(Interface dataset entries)
[Start of Attachment]

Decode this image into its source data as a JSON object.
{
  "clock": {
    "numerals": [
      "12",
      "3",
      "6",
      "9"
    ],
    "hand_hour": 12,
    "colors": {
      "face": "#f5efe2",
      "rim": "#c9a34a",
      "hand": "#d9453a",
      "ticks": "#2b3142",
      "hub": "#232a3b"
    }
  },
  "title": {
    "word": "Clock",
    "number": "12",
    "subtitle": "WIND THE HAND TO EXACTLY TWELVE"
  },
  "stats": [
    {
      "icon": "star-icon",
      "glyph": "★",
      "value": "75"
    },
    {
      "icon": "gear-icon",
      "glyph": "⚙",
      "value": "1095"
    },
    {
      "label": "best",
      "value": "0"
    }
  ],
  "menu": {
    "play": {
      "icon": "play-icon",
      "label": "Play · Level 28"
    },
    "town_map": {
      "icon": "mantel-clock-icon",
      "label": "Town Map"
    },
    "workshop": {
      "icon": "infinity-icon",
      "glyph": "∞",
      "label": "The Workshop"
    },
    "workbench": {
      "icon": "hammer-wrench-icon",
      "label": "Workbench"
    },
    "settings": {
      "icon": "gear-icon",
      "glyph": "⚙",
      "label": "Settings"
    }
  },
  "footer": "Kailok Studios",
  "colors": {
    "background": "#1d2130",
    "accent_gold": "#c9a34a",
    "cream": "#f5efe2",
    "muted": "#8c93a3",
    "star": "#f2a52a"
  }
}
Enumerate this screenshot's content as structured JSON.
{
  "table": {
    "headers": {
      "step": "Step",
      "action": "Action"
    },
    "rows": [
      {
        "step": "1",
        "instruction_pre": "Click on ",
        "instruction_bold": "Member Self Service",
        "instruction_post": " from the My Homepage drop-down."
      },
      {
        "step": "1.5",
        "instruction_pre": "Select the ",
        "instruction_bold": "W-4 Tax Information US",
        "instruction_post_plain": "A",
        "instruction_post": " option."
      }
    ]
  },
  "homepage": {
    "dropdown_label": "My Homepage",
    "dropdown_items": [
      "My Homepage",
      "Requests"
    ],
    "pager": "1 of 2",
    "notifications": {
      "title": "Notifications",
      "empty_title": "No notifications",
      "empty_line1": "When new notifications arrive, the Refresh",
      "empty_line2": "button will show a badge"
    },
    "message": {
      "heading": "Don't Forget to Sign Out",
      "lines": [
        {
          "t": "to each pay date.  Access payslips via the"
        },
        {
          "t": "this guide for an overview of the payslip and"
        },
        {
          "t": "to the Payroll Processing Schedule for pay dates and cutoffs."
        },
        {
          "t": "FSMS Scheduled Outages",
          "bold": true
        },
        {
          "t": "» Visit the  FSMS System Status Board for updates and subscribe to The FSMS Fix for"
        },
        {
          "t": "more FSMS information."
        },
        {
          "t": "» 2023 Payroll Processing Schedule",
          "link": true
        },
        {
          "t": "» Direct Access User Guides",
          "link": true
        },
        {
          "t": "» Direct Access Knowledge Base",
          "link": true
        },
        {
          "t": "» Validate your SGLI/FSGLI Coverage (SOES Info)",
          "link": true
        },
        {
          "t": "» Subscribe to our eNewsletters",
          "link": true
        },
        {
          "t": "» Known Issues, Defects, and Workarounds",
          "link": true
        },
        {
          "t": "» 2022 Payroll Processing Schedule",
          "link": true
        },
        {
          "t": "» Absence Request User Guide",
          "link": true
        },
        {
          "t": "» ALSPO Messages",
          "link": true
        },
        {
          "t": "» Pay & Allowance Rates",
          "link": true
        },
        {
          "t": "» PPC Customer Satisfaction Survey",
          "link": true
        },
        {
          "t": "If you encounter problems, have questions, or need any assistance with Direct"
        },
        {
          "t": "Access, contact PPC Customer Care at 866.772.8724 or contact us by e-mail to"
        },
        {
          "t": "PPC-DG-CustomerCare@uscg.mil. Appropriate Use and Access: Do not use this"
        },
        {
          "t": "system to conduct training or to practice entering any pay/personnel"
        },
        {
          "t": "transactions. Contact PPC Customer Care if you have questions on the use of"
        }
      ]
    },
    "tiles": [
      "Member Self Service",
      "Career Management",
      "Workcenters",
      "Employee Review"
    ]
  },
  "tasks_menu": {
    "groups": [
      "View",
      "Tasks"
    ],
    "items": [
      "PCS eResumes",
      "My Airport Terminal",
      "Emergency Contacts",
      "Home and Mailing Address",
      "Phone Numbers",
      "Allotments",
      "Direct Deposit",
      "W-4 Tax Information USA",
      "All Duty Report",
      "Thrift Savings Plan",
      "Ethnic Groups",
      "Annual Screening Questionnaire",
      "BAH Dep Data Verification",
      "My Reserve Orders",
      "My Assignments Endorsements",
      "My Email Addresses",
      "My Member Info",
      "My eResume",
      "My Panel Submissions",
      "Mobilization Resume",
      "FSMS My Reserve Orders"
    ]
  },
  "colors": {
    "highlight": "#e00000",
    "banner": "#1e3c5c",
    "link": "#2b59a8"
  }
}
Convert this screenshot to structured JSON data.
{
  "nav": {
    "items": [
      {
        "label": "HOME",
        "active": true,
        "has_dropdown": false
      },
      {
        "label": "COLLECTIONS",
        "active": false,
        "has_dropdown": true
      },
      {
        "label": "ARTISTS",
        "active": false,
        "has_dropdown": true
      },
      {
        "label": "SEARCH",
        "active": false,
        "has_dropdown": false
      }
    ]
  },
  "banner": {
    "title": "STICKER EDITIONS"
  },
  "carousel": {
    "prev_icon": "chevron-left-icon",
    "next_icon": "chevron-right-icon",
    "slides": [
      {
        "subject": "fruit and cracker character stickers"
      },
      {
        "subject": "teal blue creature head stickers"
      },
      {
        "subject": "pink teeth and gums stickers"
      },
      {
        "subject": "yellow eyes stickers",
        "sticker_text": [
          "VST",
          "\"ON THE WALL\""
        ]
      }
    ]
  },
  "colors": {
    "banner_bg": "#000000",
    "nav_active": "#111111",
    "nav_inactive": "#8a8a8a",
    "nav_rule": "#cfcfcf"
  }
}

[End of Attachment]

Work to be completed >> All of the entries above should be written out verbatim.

Solution to this task >>
Decode this image into its source data as a JSON object.
{
  "clock": {
    "numerals": [
      "12",
      "3",
      "6",
      "9"
    ],
    "hand_hour": 12,
    "colors": {
      "face": "#f5efe2",
      "rim": "#c9a34a",
      "hand": "#d9453a",
      "ticks": "#2b3142",
      "hub": "#232a3b"
    }
  },
  "title": {
    "word": "Clock",
    "number": "12",
    "subtitle": "WIND THE HAND TO EXACTLY TWELVE"
  },
  "stats": [
    {
      "icon": "star-icon",
      "glyph": "★",
      "value": "75"
    },
    {
      "icon": "gear-icon",
      "glyph": "⚙",
      "value": "1095"
    },
    {
      "label": "best",
      "value": "0"
    }
  ],
  "menu": {
    "play": {
      "icon": "play-icon",
      "label": "Play · Level 28"
    },
    "town_map": {
      "icon": "mantel-clock-icon",
      "label": "Town Map"
    },
    "workshop": {
      "icon": "infinity-icon",
      "glyph": "∞",
      "label": "The Workshop"
    },
    "workbench": {
      "icon": "hammer-wrench-icon",
      "label": "Workbench"
    },
    "settings": {
      "icon": "gear-icon",
      "glyph": "⚙",
      "label": "Settings"
    }
  },
  "footer": "Kailok Studios",
  "colors": {
    "background": "#1d2130",
    "accent_gold": "#c9a34a",
    "cream": "#f5efe2",
    "muted": "#8c93a3",
    "star": "#f2a52a"
  }
}
Enumerate this screenshot's content as structured JSON.
{
  "table": {
    "headers": {
      "step": "Step",
      "action": "Action"
    },
    "rows": [
      {
        "step": "1",
        "instruction_pre": "Click on ",
        "instruction_bold": "Member Self Service",
        "instruction_post": " from the My Homepage drop-down."
      },
      {
        "step": "1.5",
        "instruction_pre": "Select the ",
        "instruction_bold": "W-4 Tax Information US",
        "instruction_post_plain": "A",
        "instruction_post": " option."
      }
    ]
  },
  "homepage": {
    "dropdown_label": "My Homepage",
    "dropdown_items": [
      "My Homepage",
      "Requests"
    ],
    "pager": "1 of 2",
    "notifications": {
      "title": "Notifications",
      "empty_title": "No notifications",
      "empty_line1": "When new notifications arrive, the Refresh",
      "empty_line2": "button will show a badge"
    },
    "message": {
      "heading": "Don't Forget to Sign Out",
      "lines": [
        {
          "t": "to each pay date.  Access payslips via the"
        },
        {
          "t": "this guide for an overview of the payslip and"
        },
        {
          "t": "to the Payroll Processing Schedule for pay dates and cutoffs."
        },
        {
          "t": "FSMS Scheduled Outages",
          "bold": true
        },
        {
          "t": "» Visit the  FSMS System Status Board for updates and subscribe to The FSMS Fix for"
        },
        {
          "t": "more FSMS information."
        },
        {
          "t": "» 2023 Payroll Processing Schedule",
          "link": true
        },
        {
          "t": "» Direct Access User Guides",
          "link": true
        },
        {
          "t": "» Direct Access Knowledge Base",
          "link": true
        },
        {
          "t": "» Validate your SGLI/FSGLI Coverage (SOES Info)",
          "link": true
        },
        {
          "t": "» Subscribe to our eNewsletters",
          "link": true
        },
        {
          "t": "» Known Issues, Defects, and Workarounds",
          "link": true
        },
        {
          "t": "» 2022 Payroll Processing Schedule",
          "link": true
        },
        {
          "t": "» Absence Request User Guide",
          "link": true
        },
        {
          "t": "» ALSPO Messages",
          "link": true
        },
        {
          "t": "» Pay & Allowance Rates",
          "link": true
        },
        {
          "t": "» PPC Customer Satisfaction Survey",
          "link": true
        },
        {
          "t": "If you encounter problems, have questions, or need any assistance with Direct"
        },
        {
          "t": "Access, contact PPC Customer Care at 866.772.8724 or contact us by e-mail to"
        },
        {
          "t": "PPC-DG-CustomerCare@uscg.mil. Appropriate Use and Access: Do not use this"
        },
        {
          "t": "system to conduct training or to practice entering any pay/personnel"
        },
        {
          "t": "transactions. Contact PPC Customer Care if you have questions on the use of"
        }
      ]
    },
    "tiles": [
      "Member Self Service",
      "Career Management",
      "Workcenters",
      "Employee Review"
    ]
  },
  "tasks_menu": {
    "groups": [
      "View",
      "Tasks"
    ],
    "items": [
      "PCS eResumes",
      "My Airport Terminal",
      "Emergency Contacts",
      "Home and Mailing Address",
      "Phone Numbers",
      "Allotments",
      "Direct Deposit",
      "W-4 Tax Information USA",
      "All Duty Report",
      "Thrift Savings Plan",
      "Ethnic Groups",
      "Annual Screening Questionnaire",
      "BAH Dep Data Verification",
      "My Reserve Orders",
      "My Assignments Endorsements",
      "My Email Addresses",
      "My Member Info",
      "My eResume",
      "My Panel Submissions",
      "Mobilization Resume",
      "FSMS My Reserve Orders"
    ]
  },
  "colors": {
    "highlight": "#e00000",
    "banner": "#1e3c5c",
    "link": "#2b59a8"
  }
}
Convert this screenshot to structured JSON data.
{
  "nav": {
    "items": [
      {
        "label": "HOME",
        "active": true,
        "has_dropdown": false
      },
      {
        "label": "COLLECTIONS",
        "active": false,
        "has_dropdown": true
      },
      {
        "label": "ARTISTS",
        "active": false,
        "has_dropdown": true
      },
      {
        "label": "SEARCH",
        "active": false,
        "has_dropdown": false
      }
    ]
  },
  "banner": {
    "title": "STICKER EDITIONS"
  },
  "carousel": {
    "prev_icon": "chevron-left-icon",
    "next_icon": "chevron-right-icon",
    "slides": [
      {
        "subject": "fruit and cracker character stickers"
      },
      {
        "subject": "teal blue creature head stickers"
      },
      {
        "subject": "pink teeth and gums stickers"
      },
      {
        "subject": "yellow eyes stickers",
        "sticker_text": [
          "VST",
          "\"ON THE WALL\""
        ]
      }
    ]
  },
  "colors": {
    "banner_bg": "#000000",
    "nav_active": "#111111",
    "nav_inactive": "#8a8a8a",
    "nav_rule": "#cfcfcf"
  }
}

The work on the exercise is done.